Micro-integration test is a term we coined in Hazelcast a couple of years ago. In fact, most of the tests in the whole Hazelcast codebase can be classified as micro-integration tests. Its scope is wider than a unit test, but it usually does not use a real network or a file system. We mimic message losses, delays, crashes in our micro-integration tests. When we suspect a weird behavior related to the Raft logic, we first write a micro-integration test for it. Our micro-integration test suite revealed several problems related to log replication, leader election, snapshotting, membership changes, and performance optimizations on Raft. As of now, we have 120 unit and micro-integration tests for our Raft algorithm implementation. In addition to these tests, we also have a bundle of 562 micro-integration tests that covers the whole CP Subsystem module.

We also have our in-house “Chaos Monkey” tool. We have been using it to test the resiliency of Hazelcast IMDG for a long time. It puts an Hazelcast IMDG cluster under varying degrees of workloads and troubles the cluster in parallel to check if the cluster members fall into latency spikes, long GC cycles, deadlocks, or OOMEs. We also used our chaos testing tool to write 35 different chaos tests for the CP Subsystem. In these tests, most of which are running for hours, we drop network connections between cluster members, create and resolve network partitions, randomly crash and restart CP members, and invoke the dynamic clustering APIs of the CP Subsystem. Then, we check if the CP Subsystem encounters a deadlock, an internal exception leaks to the user, internal state of the concurrency primitives gets corrupted, etc. These chaos tests turned out to be another pillar of our testing process. They revealed a few critical issues in the leader election, snapshotting and membership change components of the Raft algorithm implementation:

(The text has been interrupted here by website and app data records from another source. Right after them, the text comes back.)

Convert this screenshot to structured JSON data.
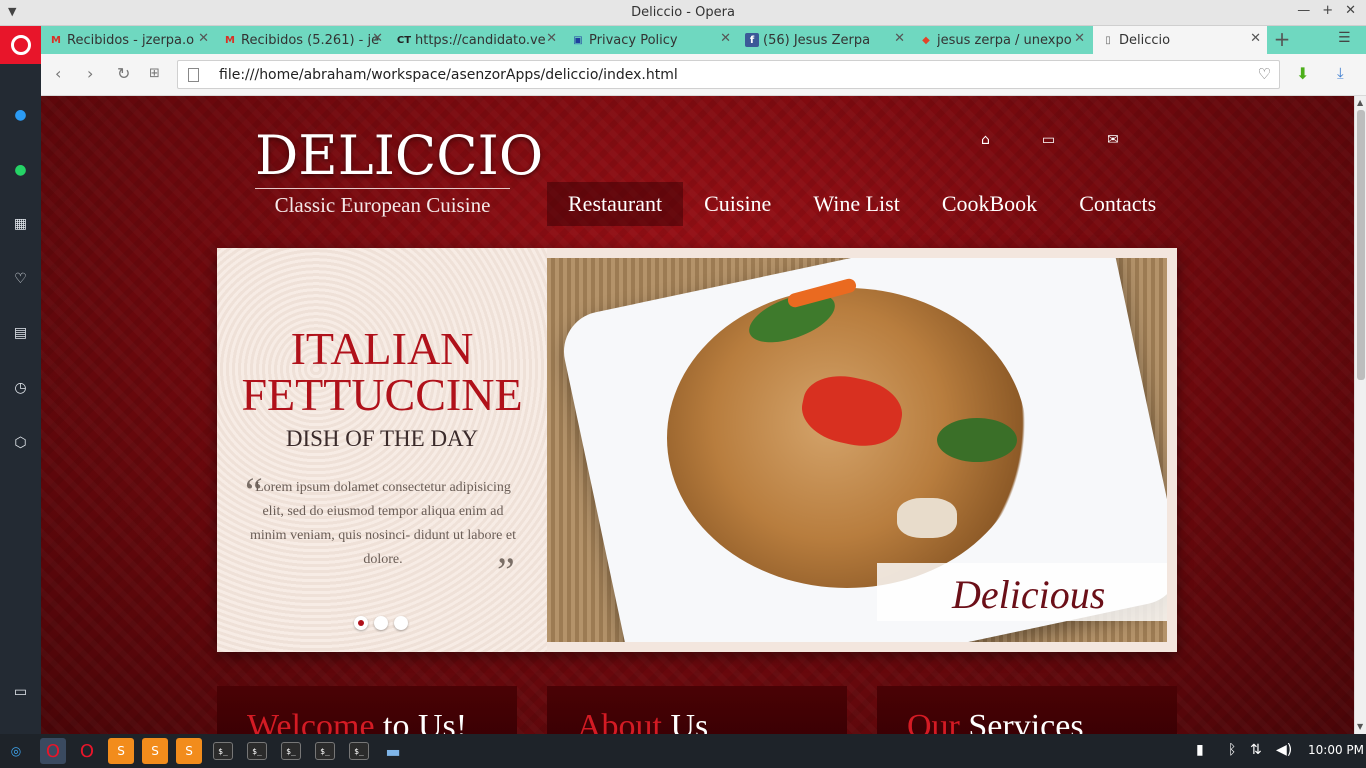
{
  "window": {
    "title": "Deliccio - Opera"
  },
  "tabs": [
    {
      "label": "Recibidos - jzerpa.o",
      "favicon": "M",
      "favicon_color": "#d93025",
      "active": false
    },
    {
      "label": "Recibidos (5.261) - je",
      "favicon": "M",
      "favicon_color": "#d93025",
      "active": false
    },
    {
      "label": "https://candidato.ve",
      "favicon": "CT",
      "favicon_color": "#222222",
      "active": false
    },
    {
      "label": "Privacy Policy",
      "favicon": "▣",
      "favicon_color": "#1f3f9e",
      "active": false
    },
    {
      "label": "(56) Jesus Zerpa",
      "favicon": "f",
      "favicon_color": "#3b5998",
      "active": false
    },
    {
      "label": "jesus zerpa / unexpo",
      "favicon": "◆",
      "favicon_color": "#e24329",
      "active": false
    },
    {
      "label": "Deliccio",
      "favicon": "▯",
      "favicon_color": "#666666",
      "active": true
    }
  ],
  "addressbar": {
    "url": "file:///home/abraham/workspace/asenzorApps/deliccio/index.html"
  },
  "sidebar": {
    "items": [
      "messenger-icon",
      "whatsapp-icon",
      "speed-dial-icon",
      "bookmarks-icon",
      "news-icon",
      "history-icon",
      "extensions-icon"
    ]
  },
  "site": {
    "brand": "DELICCIO",
    "tagline": "Classic European Cuisine",
    "nav": [
      "Restaurant",
      "Cuisine",
      "Wine List",
      "CookBook",
      "Contacts"
    ],
    "active_nav": "Restaurant",
    "slide": {
      "title_line1": "ITALIAN",
      "title_line2": "FETTUCCINE",
      "subtitle": "DISH OF THE DAY",
      "text": "Lorem ipsum dolamet consectetur adipisicing elit, sed do eiusmod tempor aliqua enim ad minim veniam, quis nosinci- didunt ut labore et dolore.",
      "caption": "Delicious",
      "dots": 3,
      "active_dot": 1
    },
    "boxes": [
      {
        "accent": "Welcome",
        "rest": " to Us!"
      },
      {
        "accent": "About",
        "rest": " Us"
      },
      {
        "accent": "Our",
        "rest": " Services"
      }
    ]
  },
  "taskbar": {
    "clock": "10:00 PM"
  },
  "colors": {
    "accent": "#b0111a",
    "tabbar": "#6fd8c0",
    "opera_red": "#e8152a"
  }
}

  • [18] If a snapshot is already installed by a follower, it must reply to the leader on a duplicate InstallSnapshotRPC so that the leader can advance its match index.
  • [19] Multiple membership changes can be committed before a slow follower appends and commits them. When a slow follower appends these changes, it needs to commit each membership change one by one.
  • [20] A Raft leader can take a snapshot using the committed member list even when there is an ongoing membership change.
  • [21] If a Raft leader is elected very quickly, even before some of the CP group members initialize their Raft state, those late members can get stuck in the pre-voting phase because of a racy initial term.

Last, our chaos tests revealed many problems also in the dynamic clustering capabilities of the CP Subsystem.

Wrapping up

Jepsen has became one of the pillars of our test suite to ensure the reliability of the CP Subsystem. In this blog post, I was planning to give more details about how we coped with several challenges while trying to test FencedLock with Jepsen and how we improved the design of FencedLock throughout our testing process. However, this post has become longer than I anticipated. So I will do it in another blog post…

Happy hacking until then.